Example:  You purchase insurance from XYZ Insurance Company and are told that you will pay a certain amount for your care as long as you go to in-network providers.  (You will pay more if you go to out-of-network providers.)  Therefore you can call the company or go online for a list of in-network providers in your area, or you can call around and ask "Do you take XYZ insurance?"  If "Yes" then ask if they also accept, or will be accepting, the specific plan you want to use.

off exchange = health insurance that is paid by the consumer without any government subsidies
Example:   Henry is not low income and/or does not want his income to be a factor when acquiring a health insurance plan, so he compares plans and prices and buys health insurance by paying the cost himself.  (With the help of an agent, or perhaps here at InsureMyParts.com)

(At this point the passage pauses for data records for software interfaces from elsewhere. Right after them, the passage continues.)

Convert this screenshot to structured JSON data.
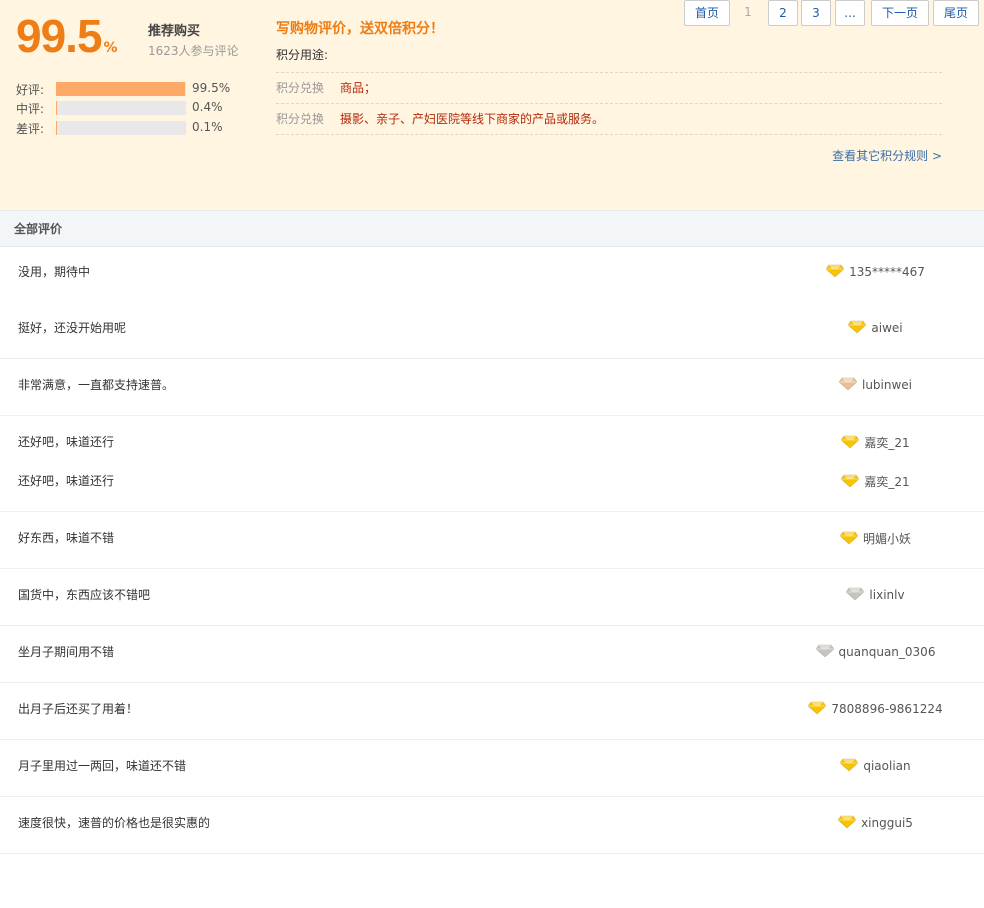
{
  "summary": {
    "score": "99.5",
    "score_unit": "%",
    "rec_title": "推荐购买",
    "participants": "1623人参与评论",
    "ratings": [
      {
        "label": "好评:",
        "value": "99.5%",
        "fraction": 0.995
      },
      {
        "label": "中评:",
        "value": "0.4%",
        "fraction": 0.004
      },
      {
        "label": "差评:",
        "value": "0.1%",
        "fraction": 0.001
      }
    ]
  },
  "points": {
    "title": "写购物评价，送双倍积分！",
    "use_label": "积分用途:",
    "rows": [
      {
        "key": "积分兑换",
        "value": "商品；"
      },
      {
        "key": "积分兑换",
        "value": "摄影、亲子、产妇医院等线下商家的产品或服务。"
      }
    ],
    "more_link": "查看其它积分规则 >"
  },
  "tab": "全部评价",
  "reviews": [
    {
      "lines": [
        {
          "text": "没用，期待中",
          "user": "135*****467",
          "gem": "gold"
        }
      ]
    },
    {
      "lines": [
        {
          "text": "挺好，还没开始用呢",
          "user": "aiwei",
          "gem": "gold"
        }
      ]
    },
    {
      "lines": [
        {
          "text": "非常满意，一直都支持速普。",
          "user": "lubinwei",
          "gem": "bronze"
        }
      ]
    },
    {
      "lines": [
        {
          "text": "还好吧，味道还行",
          "user": "嘉奕_21",
          "gem": "gold"
        },
        {
          "text": "还好吧，味道还行",
          "user": "嘉奕_21",
          "gem": "gold"
        }
      ]
    },
    {
      "lines": [
        {
          "text": "好东西，味道不错",
          "user": "明媚小妖",
          "gem": "gold"
        }
      ]
    },
    {
      "lines": [
        {
          "text": "国货中，东西应该不错吧",
          "user": "lixinlv",
          "gem": "silver"
        }
      ]
    },
    {
      "lines": [
        {
          "text": "坐月子期间用不错",
          "user": "quanquan_0306",
          "gem": "silver"
        }
      ]
    },
    {
      "lines": [
        {
          "text": "出月子后还买了用着！",
          "user": "7808896-9861224",
          "gem": "gold"
        }
      ]
    },
    {
      "lines": [
        {
          "text": "月子里用过一两回，味道还不错",
          "user": "qiaolian",
          "gem": "gold"
        }
      ]
    },
    {
      "lines": [
        {
          "text": "速度很快，速普的价格也是很实惠的",
          "user": "xinggui5",
          "gem": "gold"
        }
      ]
    }
  ],
  "pager": {
    "first": "首页",
    "current": "1",
    "pages": [
      "2",
      "3"
    ],
    "ellipsis": "...",
    "next": "下一页",
    "last": "尾页"
  },
  "colors": {
    "accent": "#ee7d15",
    "summary_bg": "#fff5e1",
    "bar_fill": "#fda968",
    "link": "#3b6fa7",
    "gem_gold": "#f8c300",
    "gem_silver": "#c4c4c4",
    "gem_bronze": "#e3c29a"
  }
}
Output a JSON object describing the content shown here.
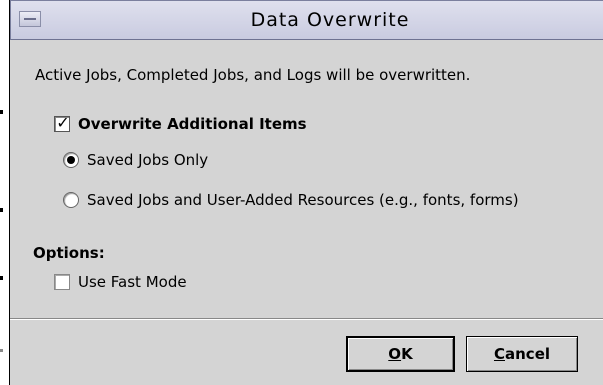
{
  "window": {
    "title": "Data Overwrite",
    "menu_icon": "window-menu-icon"
  },
  "message": "Active Jobs, Completed Jobs, and Logs will be overwritten.",
  "overwrite_additional": {
    "label": "Overwrite Additional Items",
    "checked": true,
    "options": [
      {
        "label": "Saved Jobs Only",
        "selected": true
      },
      {
        "label": "Saved Jobs and User-Added Resources (e.g., fonts, forms)",
        "selected": false
      }
    ]
  },
  "options_section": {
    "label": "Options:",
    "fast_mode": {
      "label": "Use Fast Mode",
      "checked": false
    }
  },
  "buttons": {
    "ok": {
      "mnemonic": "O",
      "rest": "K"
    },
    "cancel": {
      "mnemonic": "C",
      "rest": "ancel"
    }
  }
}
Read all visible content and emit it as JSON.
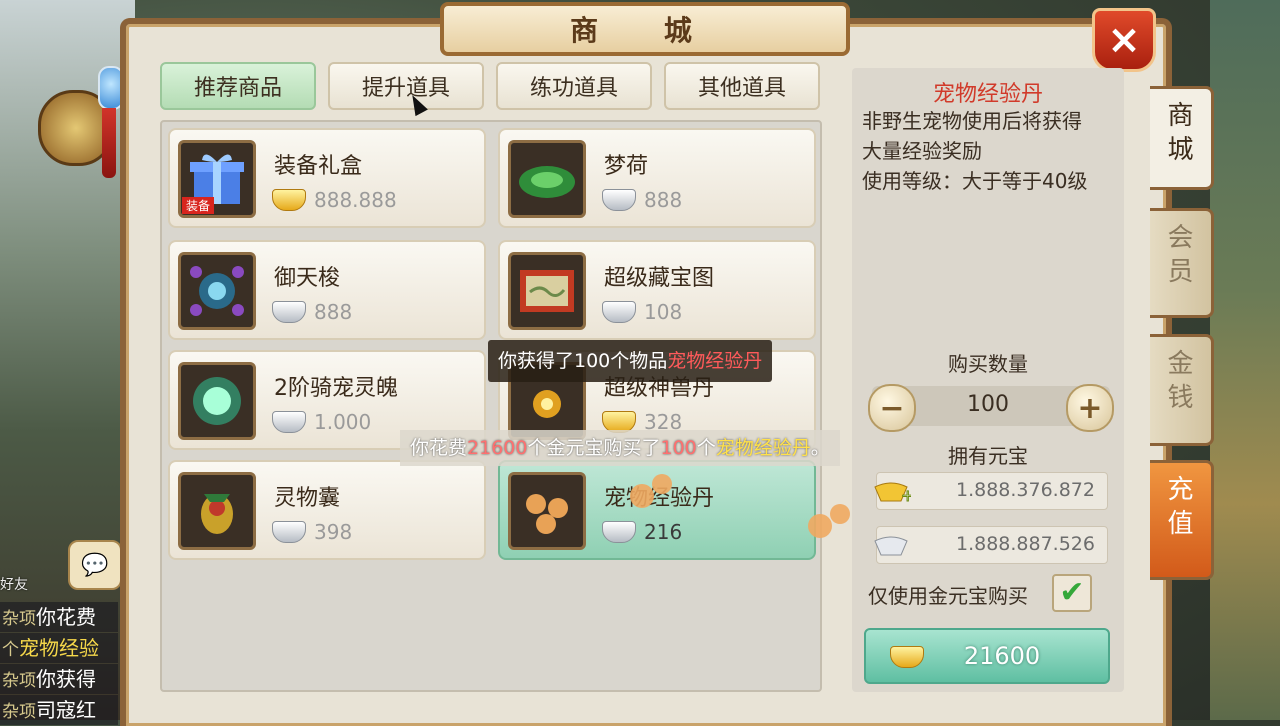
{
  "window": {
    "title": "商 城",
    "close_icon": "×"
  },
  "tabs": [
    {
      "label": "推荐商品",
      "active": true
    },
    {
      "label": "提升道具",
      "active": false
    },
    {
      "label": "练功道具",
      "active": false
    },
    {
      "label": "其他道具",
      "active": false
    }
  ],
  "items": [
    {
      "name": "装备礼盒",
      "price": "888.888",
      "currency": "gold",
      "badge": "装备"
    },
    {
      "name": "梦荷",
      "price": "888",
      "currency": "silver"
    },
    {
      "name": "御天梭",
      "price": "888",
      "currency": "silver"
    },
    {
      "name": "超级藏宝图",
      "price": "108",
      "currency": "silver"
    },
    {
      "name": "2阶骑宠灵魄",
      "price": "1.000",
      "currency": "silver"
    },
    {
      "name": "超级神兽丹",
      "price": "328",
      "currency": "gold"
    },
    {
      "name": "灵物囊",
      "price": "398",
      "currency": "silver"
    },
    {
      "name": "宠物经验丹",
      "price": "216",
      "currency": "silver",
      "selected": true
    }
  ],
  "notifications": {
    "obtained_prefix": "你获得了100个物品",
    "obtained_item": "宠物经验丹",
    "spent_prefix": "你花费",
    "spent_amount": "21600",
    "spent_mid": "个金元宝购买了",
    "spent_count": "100",
    "spent_unit": "个",
    "spent_item": "宠物经验丹",
    "spent_end": "。"
  },
  "detail": {
    "title": "宠物经验丹",
    "desc_line1": "非野生宠物使用后将获得",
    "desc_line2": "大量经验奖励",
    "desc_line3": "使用等级：大于等于40级",
    "qty_label": "购买数量",
    "qty_value": "100",
    "minus": "−",
    "plus": "+",
    "own_label": "拥有元宝",
    "gold_amount": "1.888.376.872",
    "silver_amount": "1.888.887.526",
    "only_gold_label": "仅使用金元宝购买",
    "checkbox_mark": "✔",
    "buy_amount": "21600"
  },
  "side_tabs": [
    {
      "label_top": "商",
      "label_bottom": "城",
      "active": true
    },
    {
      "label_top": "会",
      "label_bottom": "员",
      "active": false
    },
    {
      "label_top": "金",
      "label_bottom": "钱",
      "active": false
    },
    {
      "label_top": "充",
      "label_bottom": "值",
      "active": false
    }
  ],
  "chat": {
    "friend_label": "好友",
    "bubble_icon": "💬",
    "lines": [
      {
        "tag": "杂项",
        "text": "你花费"
      },
      {
        "tag": "个",
        "text": "宠物经验"
      },
      {
        "tag": "杂项",
        "text": "你获得"
      },
      {
        "tag": "杂项",
        "text": "司寇红"
      }
    ]
  },
  "colors": {
    "accent_red": "#d13a2a",
    "selected_green": "#8fd0b3",
    "frame_brown": "#8b6238"
  }
}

on exchange = health insurance that is partially or completely paid with government subsidies
Example:   Wilma is low income and/or suspects she can not afford to buy health insurance.   She visits 
healthcare.gov , answers questions about herself and total household income, then discovers that she qualifies for government assistance.  She is given a choice of plans and lower prices to choose from.   As long as her projected household income does not increase, the cost will stay the same.   If household income does increase, then she may be required to pay back some of the subidies she has received.  

out-of-network = all doctors and hospitals who are not part of a particular insurance company's network of healthcare providers.
Example:  You have open-heart surgery at Cardiologists-R-US but they do not accept your insurance from XYZ Insurance Co.; therefore, you will have to pay the big bill and file paperwork with XYZ for partial reimbursement. XYZ will pay you less than they would have paid an in-network provider, thus you will pay more for the privilege of receiving care outside your insurance network.

out of pocket max = the total amount of money an individual must pay out of his/her own pocket for covered services. (Annually)
Example:   Lets say you have health problems and require an organ transplant. All services are covered and the total bill is $150,000. If your out of pocket max is $6000, then the insurance company pays $144,000.  Any additional covered services (that policy year) are paid 100% by the insurance company because you are already maxed out.

policy = the paperwork given to you from an insurance company outlining specific details of your paid coverage.
Example:  A 10-page booklet of details regarding which services the insurance company will and will not pay, the effective date (when coverage first began), the premium you must pay, etc..  Often comes with a proof-of-insurance card to carry with you to the doctor that has your specific policy number on it.

premium = the amount you must pay to keep your policy active; it can be paid monthly, quarterly, semi-annually, or annually.
Example:  If you pay $300 per month for your health insurance, then you have a monthly premium of $300.